item Silhacek, Don
item Murphy, Curtis

Submitted to: Journal of Stored Products Research
Publication Type: Peer Reviewed Journal
Publication Acceptance Date: 3/10/2006
Publication Date: 1/1/2008
Citation: Silhacek, D.L., Murphy, C.L. 2008. Moisture Content in a wheat germ diet and its effect on the growth of Plodia interpunctella (Hubner). Journal of Stored Products Research. 44:36-40.

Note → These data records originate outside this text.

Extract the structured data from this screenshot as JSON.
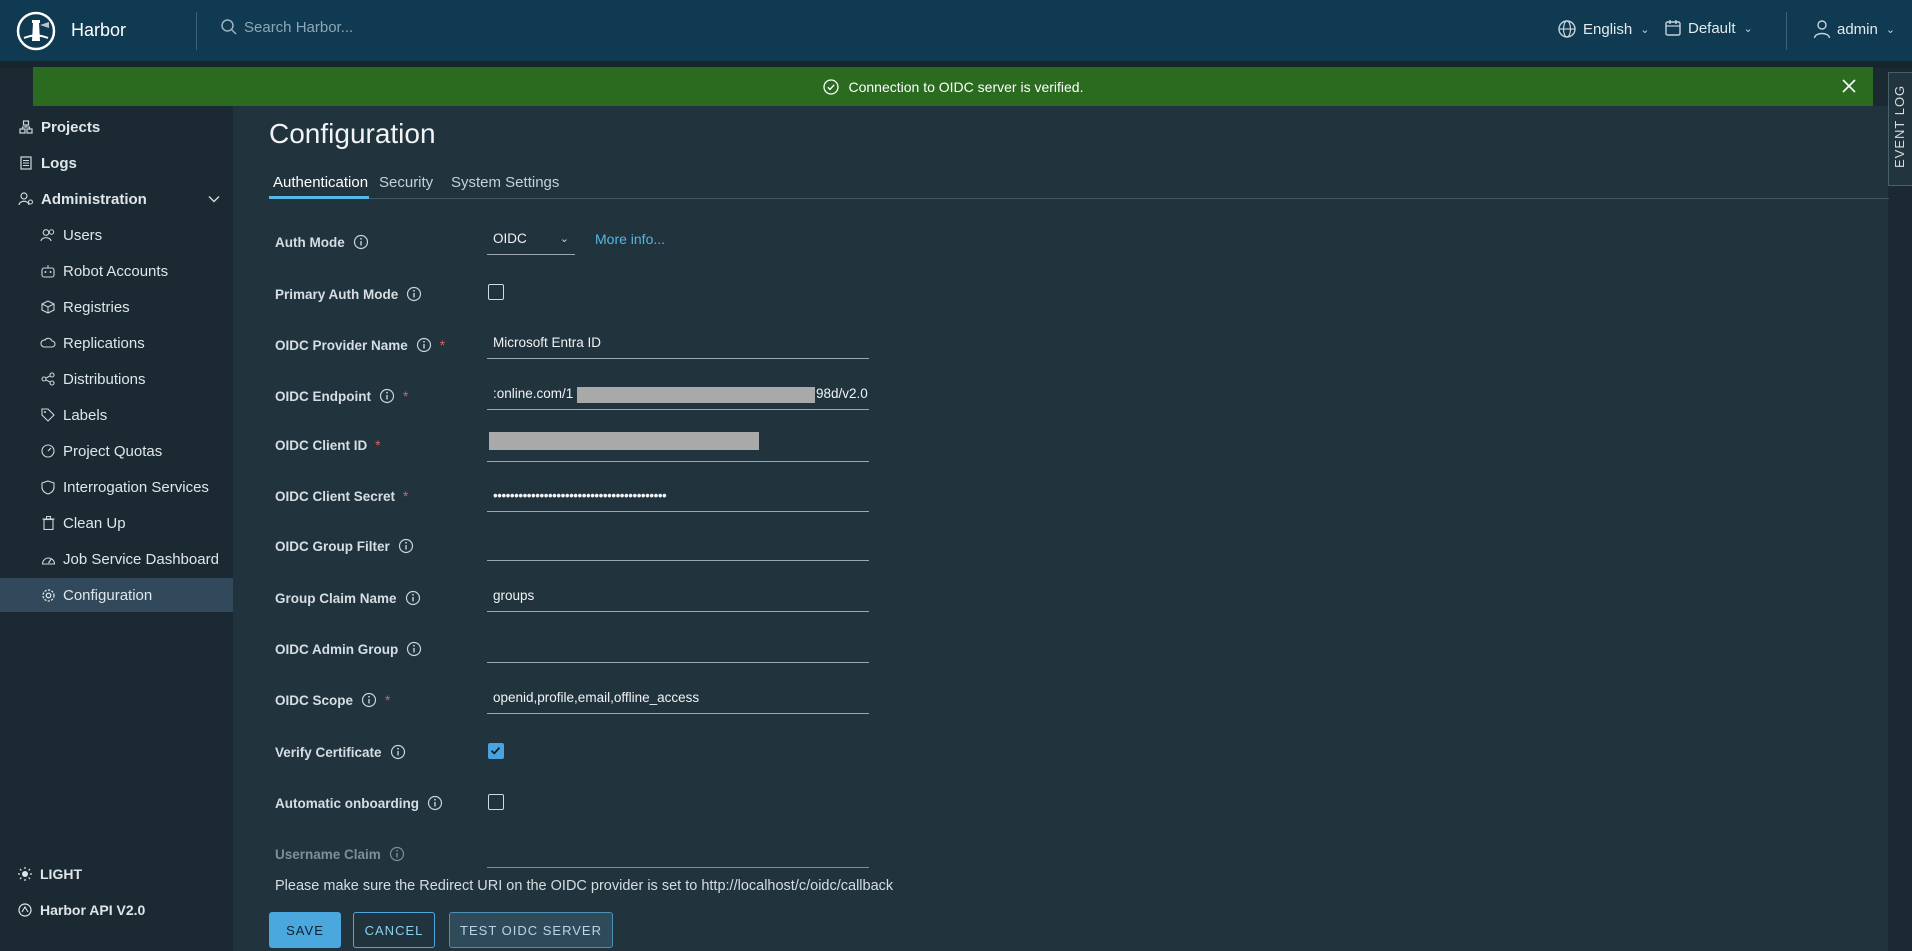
{
  "header": {
    "brand": "Harbor",
    "search_placeholder": "Search Harbor...",
    "language": "English",
    "project": "Default",
    "user": "admin"
  },
  "banner": {
    "message": "Connection to OIDC server is verified.",
    "color": "#2a6b1f"
  },
  "sidebar": {
    "top_items": [
      {
        "label": "Projects",
        "icon": "projects-icon"
      },
      {
        "label": "Logs",
        "icon": "logs-icon"
      },
      {
        "label": "Administration",
        "icon": "administration-icon"
      }
    ],
    "admin_items": [
      {
        "label": "Users",
        "icon": "users-icon"
      },
      {
        "label": "Robot Accounts",
        "icon": "robot-icon"
      },
      {
        "label": "Registries",
        "icon": "registries-icon"
      },
      {
        "label": "Replications",
        "icon": "replications-icon"
      },
      {
        "label": "Distributions",
        "icon": "distributions-icon"
      },
      {
        "label": "Labels",
        "icon": "labels-icon"
      },
      {
        "label": "Project Quotas",
        "icon": "quotas-icon"
      },
      {
        "label": "Interrogation Services",
        "icon": "shield-icon"
      },
      {
        "label": "Clean Up",
        "icon": "trash-icon"
      },
      {
        "label": "Job Service Dashboard",
        "icon": "dashboard-icon"
      },
      {
        "label": "Configuration",
        "icon": "gear-icon"
      }
    ],
    "active": "Configuration",
    "theme": "LIGHT",
    "api": "Harbor API V2.0"
  },
  "main": {
    "title": "Configuration",
    "tabs": [
      "Authentication",
      "Security",
      "System Settings"
    ],
    "active_tab": "Authentication",
    "form": {
      "auth_mode": {
        "label": "Auth Mode",
        "value": "OIDC",
        "link": "More info..."
      },
      "primary_auth_mode": {
        "label": "Primary Auth Mode",
        "checked": false
      },
      "provider_name": {
        "label": "OIDC Provider Name",
        "value": "Microsoft Entra ID"
      },
      "endpoint": {
        "label": "OIDC Endpoint",
        "value_prefix": ":online.com/1",
        "value_suffix": "98d/v2.0"
      },
      "client_id": {
        "label": "OIDC Client ID"
      },
      "client_secret": {
        "label": "OIDC Client Secret",
        "value": "•••••••••••••••••••••••••••••••••••••••••"
      },
      "group_filter": {
        "label": "OIDC Group Filter",
        "value": ""
      },
      "group_claim": {
        "label": "Group Claim Name",
        "value": "groups"
      },
      "admin_group": {
        "label": "OIDC Admin Group",
        "value": ""
      },
      "scope": {
        "label": "OIDC Scope",
        "value": "openid,profile,email,offline_access"
      },
      "verify_cert": {
        "label": "Verify Certificate",
        "checked": true
      },
      "auto_onboarding": {
        "label": "Automatic onboarding",
        "checked": false
      },
      "username_claim": {
        "label": "Username Claim",
        "value": ""
      }
    },
    "note": "Please make sure the Redirect URI on the OIDC provider is set to http://localhost/c/oidc/callback",
    "buttons": {
      "save": "SAVE",
      "cancel": "CANCEL",
      "test": "TEST OIDC SERVER"
    }
  },
  "event_log": "EVENT LOG",
  "required_mark": "*"
}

Interpretive Summary: Infestation of processed cereal products by Indian meal moths prior to reaching the consumer is a major loss to the grain processing and consumer products industries. Growth rates of Indian meal moths can vary widely depending upon the nutritive and physical qualities of the cereal product. Pesticide use can be decreased or eliminated by prolonging or preventing the growth of insect pests. Scientists at the Center for Medical, Agricultural and Veterinary Entomology, USDA-ARS, Gainesville, FL studied why Indian meal moths consume the different kernel tissues in a predetermined sequence. We found that this larval behavior was dictated by it's immediate nutrient needs for tissue development and growth. Newly hatched larvae require the specific nutrients located in the germ. As the larvae develops, the nutrient requirements become less demanding and it's nutrient needs can be satisfied by the bran. Finally, in the last larval stadium, the larvae require immediate energy for wandering and spinning and precursors for the storage of energy for the adult in the form of fats; both of these needs can be adequately provided by the nutrients located in the endosperm. The identification of the nutrients in the germ that are critical for initiating early development of the Indian meal moth could be a key for designing new, more effective control procedures for Indian meal moths in retail outlets and storage facilities.

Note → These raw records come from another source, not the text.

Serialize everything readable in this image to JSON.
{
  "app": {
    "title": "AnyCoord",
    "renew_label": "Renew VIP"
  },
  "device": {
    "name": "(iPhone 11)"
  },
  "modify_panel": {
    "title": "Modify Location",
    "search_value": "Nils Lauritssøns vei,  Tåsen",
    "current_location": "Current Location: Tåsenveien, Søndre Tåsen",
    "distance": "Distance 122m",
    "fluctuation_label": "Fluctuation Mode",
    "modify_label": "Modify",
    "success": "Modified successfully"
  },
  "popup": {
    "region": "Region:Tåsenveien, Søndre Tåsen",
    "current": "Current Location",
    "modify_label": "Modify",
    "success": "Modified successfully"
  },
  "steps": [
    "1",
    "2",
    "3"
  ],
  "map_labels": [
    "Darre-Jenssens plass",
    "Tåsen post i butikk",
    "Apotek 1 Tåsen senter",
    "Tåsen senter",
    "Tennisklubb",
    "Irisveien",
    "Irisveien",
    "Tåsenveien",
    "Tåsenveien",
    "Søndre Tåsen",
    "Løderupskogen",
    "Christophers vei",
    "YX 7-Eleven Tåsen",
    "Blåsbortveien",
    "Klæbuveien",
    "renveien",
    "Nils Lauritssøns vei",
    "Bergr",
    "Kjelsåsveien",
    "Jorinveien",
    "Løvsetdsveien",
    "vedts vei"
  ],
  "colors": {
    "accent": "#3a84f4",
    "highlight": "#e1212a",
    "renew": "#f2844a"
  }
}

Technical Abstract: An earlier study reported that newly hatched larva seeks out and enters a damaged wheat kernel, consuming the germ first, the bran next and the endosperm last (Madrid and Sinha, 1982). We formulated and tested the hypothesis that each kernel tissue contains an array of nutrients that is unique to that tissue and that each in sequence fulfill the immediate nutritional requirements of the larva at that specific stage of development. Feeding newly hatched larvae the isolated kernel tissues (germ, bran and endosperm) from wheat indicated that these tissues are not nutritionally equivalent for this developmental stage. Growth of was fully supported by wheat germ, suboptimally supported by wheat bran and not supported by endosperm. We conclude that the neonate larvae seeks the germ first because this part of the kernel contains all of the nutrients needed for the development of new larval tissues. Bran supports larval growth, but at a slower rate than germ. Endosperm does not support the growth of neonate larvae, but may have a role later in larval development. Wheat bran, supplemented with 5% Brewer's yeast, 2% wheat germ oil, 20% sucrose and 20% glycerol has been used in this laboratory for standardized rearing of Indian meal moths for over two years.